Skip to main content

Can you file a motion for ineffective counsel on yourself.

Allentown, PA |

I represented my self at trial and lose didn't know what I was doing just thought if I explain what happen to the jury they would had seen I was telling the truth but they didn't they believe the DA I was believing the DA .

Attorney Answers 3

  1. No. You cannot claim that you, representing yourself pro se, were ineffective. Moreover, because you likely failed to object to inadmissible evidence, you would likely not be successful on appeal because you likely failed to preserve issues for appellate review.

    If you have not been sentenced, you may wish to consider consulting with an attorney to help make the best case possible to avoid severe consequences.

  2. There is really little I can add to the outstanding response you received from Attorney Morgan. If I'm not mistaken today's question is another version of one you posted within the past few days. As you clearly understand now, your decision to represent yourself was a huge mistake. While I agree with the suggestion made to consult with an attorney to see if anything can be salvaged at this point, I would not get my hopes up if I were you.

  3. It's very difficult to establish an ineffective assistance of counsel even if you had an attorney at law as a counsel. Your decision to proceed pro se was undoubtedly made with eyes open and you were fully aware that the Constitution provided you a right to have an attorney defend you free of charge if you could not afford it. You were undoubtedly warned by the Court not to represent yourself pro se and that you were aware of the possible pitfalls of doing so.
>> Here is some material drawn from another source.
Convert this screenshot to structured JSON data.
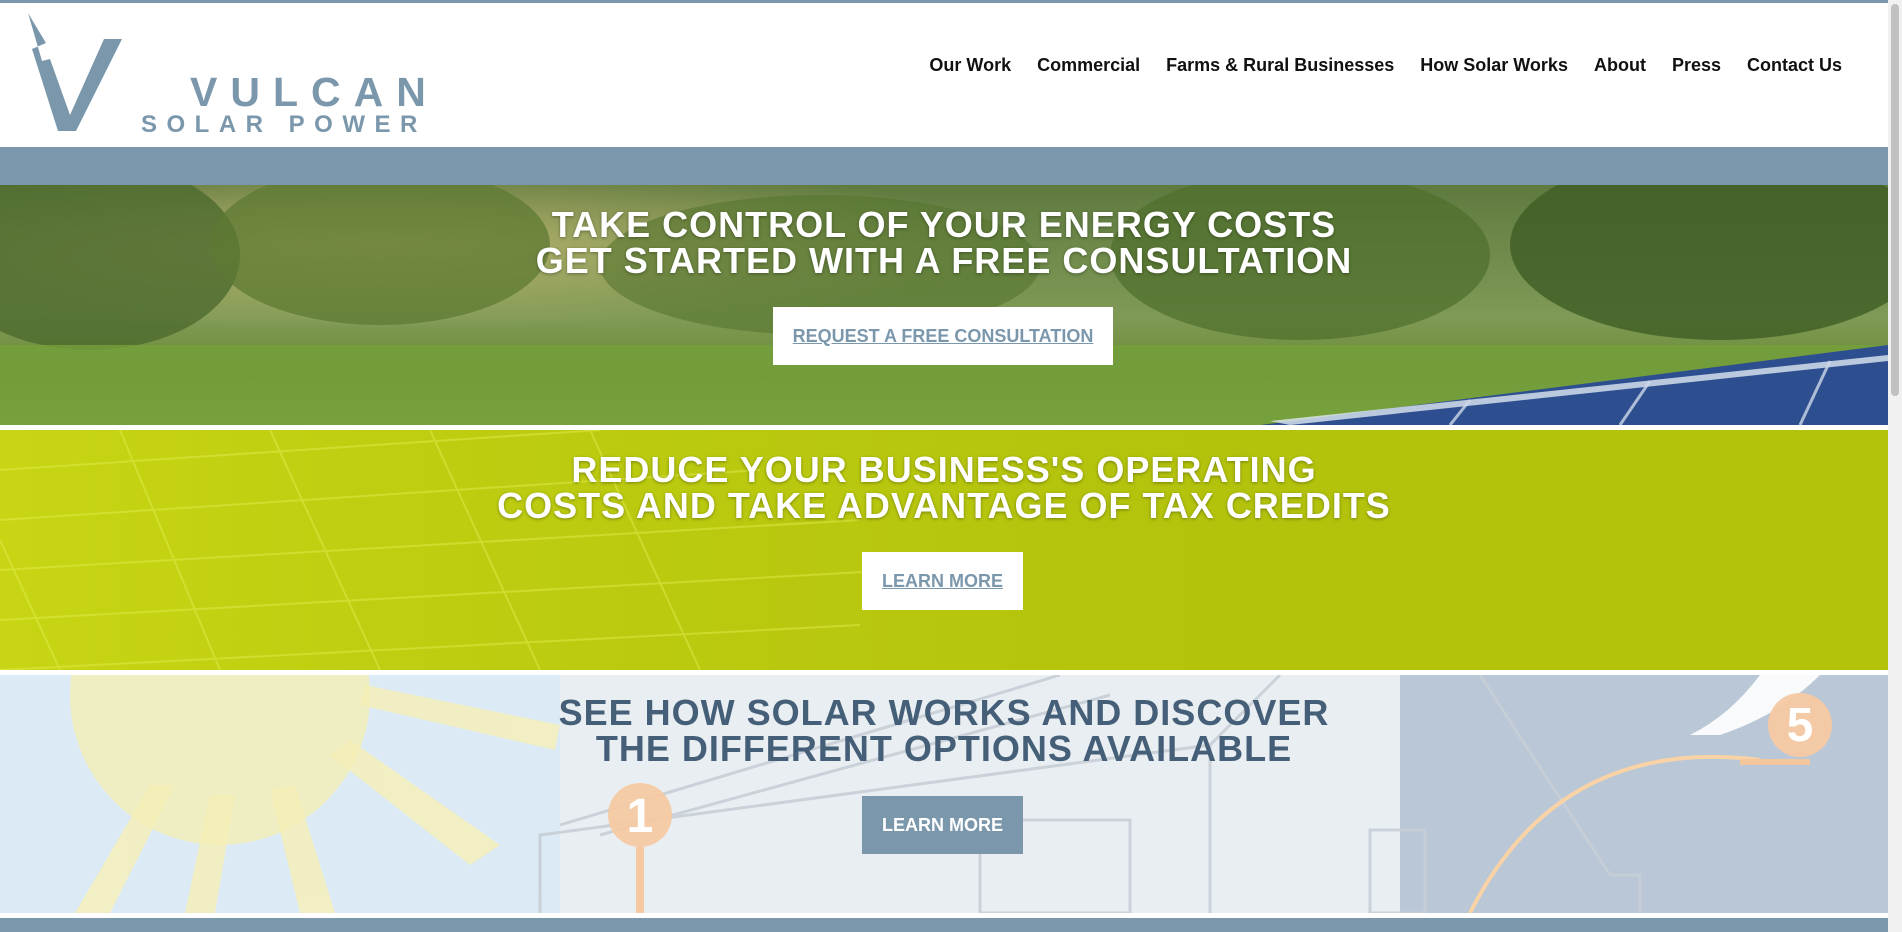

    Your idea that the jury would believe you rather than the DA because you believed to be telling "the truth" was naive and most lawyers would have told you so, that you needed a more compelling defense than "I didn't do it". Now you are not in any position to claim that you did not receive effective assistance or derive any benefit from the fact that you screwed up your own trial worse than any attorney would have done it. You have neither legal or equitable grounds to make this claim.

    This answer is provided under the “Terms and Conditions of Use” (“ToU”), particularly ¶9 which states that any information provided is not intended as legal advice or to create an attorney-client relationship between you and me or any other attorney. Such information is intended for general informational purposes only and should be used only as a starting point for addressing your legal issues. In particular, my answers and those of others are not a substitute for an in-person or telephone consultation with an attorney licensed to practice in your jurisdiction about your specific legal issue, and you should not rely solely upon Legal Information you obtain from this website or other resources which may be linked to an answer for informational purposes. You understand that questions and answers or other postings to the Site are not confidential and are not subject to attorney-client privilege. The full Avvo ToU are set forth at . In addition, while similar legal principles often apply in many states, I am only licensed to practice in the State of New York and Federal Courts. Any general information I provide about non-New York laws should be checked with an attorney licensed to practice in your State. Lastly, New York State Court rules (22 NYCRR Part 1200, Rule 7.1) also require me to inform you that my answers and attorney profile posted on the site may be considered "attorney advertising" and that "prior results do not guarantee a similar outcome".